Monday, 7 April 2008

#48 Spiny-cheeked Honeyeaters breeding

After a short break from posting nature blogs, I'm keen to start sharing my nature observations once again. As I haven't been able to get out into the bush much lately, I've had to be content to enjoy nature happenings in my backyard. This family of Spiny-cheeked Honeyeaters was nesting in a friend's garden, so it was a great opportunity to observe these cheery birds at length.

The black-tipped pink bill is an identifying feature
of the Spiny-cheeked Honeyeater


Spiny-cheeked Honeyeaters (Acanthagenys rufogularis) do not appear to be common in rural Hunter Valley, preferring the drier, more vegetated country. The nesting I am featureing here was located at Sandy Hollow on the western rim of the Hunter Valley where the landscape mainly consists of rocky sandstone outcrops with cypress and eucalypt scrub, and scattered farms and vineyards.

This couple was raising their family of two in the lower branches of a mature introduced conifer.

We've also encountered Spiny-cheeked Honeyeaters in the sandy semi-arid scrubland of the Pilliga Forests of Northwest New South Wales, as well as residential areas of northwestern NSW towns.

According to my reference books, the Spiny-cheek is found in all Australian states except Tasmania, but avoiding the tropical north, the far south-western corner of Western Australia, and the far south of the east coast.

A parent stuffs a grasshopper
into the gaping mouth of one of the two hatchlings . . . . .


Notice in the picture above how the flimsy grass cup nest is secured to twigs by spiders' web. The main breeding period is between July and January, with a clutch of 2 or 3. Although it is the female who incubates the eggs, both male and female feed the chicks. We watched both parents presenting the youngsters with insects.

I commented earlier on the "cheeriness" of these birds. Although they are noted for their agressive nature and noisy song, I find their musical notes cheery, and their character bubbly.

. . . . . and then the chick presents its rearend
for disposal of a faeces sac . . . . .


. . . . . and then warms the chicks


The Spiny-cheeked Honeyeater is grouped with the wattlebirds, but its wattle is confined to fleshy extention of the gape. Adults have a patch of whitish stiff feathers behind the gape; in juveniles these are yellow.

This attractive bird with its cinnamon-buff bib, blue eye and black-tipped pink beak is easily recognised in the bush, and can often be flushed from roadside vegetation. It is also likely to be heard before it is seen, once its song is recognised.

Nesting season can extend well into autumn if late summer rain has been substantial - this nest was photographed by my husband, Grahame, in March of this year following an unusually mild and wet summer in the Hunter Valley. Keep an eye and ear out for these vocal birds of the dry inland; they are delightful.
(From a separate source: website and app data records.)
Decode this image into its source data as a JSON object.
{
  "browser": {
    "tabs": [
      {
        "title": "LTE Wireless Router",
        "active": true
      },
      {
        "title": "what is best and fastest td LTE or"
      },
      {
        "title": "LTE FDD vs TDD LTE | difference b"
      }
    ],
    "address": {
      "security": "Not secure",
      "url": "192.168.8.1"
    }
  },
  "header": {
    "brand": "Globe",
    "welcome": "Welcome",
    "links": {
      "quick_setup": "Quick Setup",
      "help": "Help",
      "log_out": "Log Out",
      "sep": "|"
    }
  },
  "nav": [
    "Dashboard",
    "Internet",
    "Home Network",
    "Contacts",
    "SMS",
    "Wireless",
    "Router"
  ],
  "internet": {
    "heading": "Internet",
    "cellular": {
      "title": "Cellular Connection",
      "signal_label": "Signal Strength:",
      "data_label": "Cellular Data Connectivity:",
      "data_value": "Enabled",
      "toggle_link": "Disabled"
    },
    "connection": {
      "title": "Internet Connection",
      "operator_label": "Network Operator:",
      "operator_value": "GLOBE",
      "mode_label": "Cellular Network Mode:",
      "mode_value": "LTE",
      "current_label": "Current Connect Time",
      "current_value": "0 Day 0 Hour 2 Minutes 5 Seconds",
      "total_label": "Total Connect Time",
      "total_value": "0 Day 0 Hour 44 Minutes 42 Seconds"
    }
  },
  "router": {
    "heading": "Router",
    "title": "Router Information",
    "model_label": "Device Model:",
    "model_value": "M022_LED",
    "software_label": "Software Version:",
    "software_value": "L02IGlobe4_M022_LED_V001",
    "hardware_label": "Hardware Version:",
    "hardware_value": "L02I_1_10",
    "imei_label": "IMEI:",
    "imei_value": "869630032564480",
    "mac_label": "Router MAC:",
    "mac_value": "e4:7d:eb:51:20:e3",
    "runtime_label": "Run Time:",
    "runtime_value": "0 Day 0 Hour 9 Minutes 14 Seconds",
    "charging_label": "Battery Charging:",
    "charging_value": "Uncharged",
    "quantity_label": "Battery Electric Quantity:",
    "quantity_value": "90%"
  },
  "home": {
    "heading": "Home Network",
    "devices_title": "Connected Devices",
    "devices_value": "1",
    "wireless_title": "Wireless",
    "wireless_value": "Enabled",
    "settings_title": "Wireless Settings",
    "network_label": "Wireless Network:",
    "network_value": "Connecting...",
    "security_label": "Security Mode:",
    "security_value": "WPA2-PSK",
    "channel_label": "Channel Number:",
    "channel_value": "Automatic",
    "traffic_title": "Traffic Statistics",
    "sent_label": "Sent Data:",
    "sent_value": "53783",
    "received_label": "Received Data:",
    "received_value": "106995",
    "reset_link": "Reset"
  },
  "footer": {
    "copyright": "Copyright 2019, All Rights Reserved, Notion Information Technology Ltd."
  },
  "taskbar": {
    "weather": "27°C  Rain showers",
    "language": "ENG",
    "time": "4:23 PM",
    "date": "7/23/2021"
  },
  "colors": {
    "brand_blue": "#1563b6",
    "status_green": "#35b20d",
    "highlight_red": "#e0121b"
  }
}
8 comments:

Anonymous said...

Delightful they are indeed, with their loud distinctive call, immediately recognisable from a distance. This is an interesting post describing the breeding habits of these honeyeaters, with excellent accompanying photographs. If only we had them in the south-west of WA. Well done Gaye and Grahame.
Cheers!
Lola

Gaye from the Hunter said...

Thank you Lola, I will pass on your comments to Grahame. I am becoming a little more capable of identifying birds by their calls, but it is certainly tricky with some. With the few sightings I have had of the Spiny-cheeked Honeyeaters, this one is becoming distinctive.

Cheers
Gaye

Denis Wilson said...

Hi Gaye. Great photos by Grahame. Nice posting by yourself.

I saw these birds most recently at Broken Hill, but I remember them from childhood as far south as Bendigo, Victoria - in the Mallee country there. I did not know they came into the Hunter.

Cheers

Denis

Gaye from the Hunter said...

hi Denis,

I have not seen them in the Hunter often, and certainly never in the extensively cleared rural area where I live.

.....an entertaining and lively bird to watch.

Cheers
Gaye

Mosura said...

Wow - what an excellent opportunity to watch them close up. Love the photos.

Gaye from the Hunter said...

hi Mosura,

I'm glad you enjoyed these delightful birds, and thank you for leaving a comment.

I will be keen to follow your Tasmanian Nature Blog - what a wonderful part of the country to be living and enjoying nature!

Cheers
Gaye

Mosura said...

Oh - and I should have mentioned that you may remember me as sleepylizard.

Gaye from the Hunter said...

hey, sleepylizard, thanks. I'm pleased to know.

Oh, and your photography is superb.

Cheers
Gaye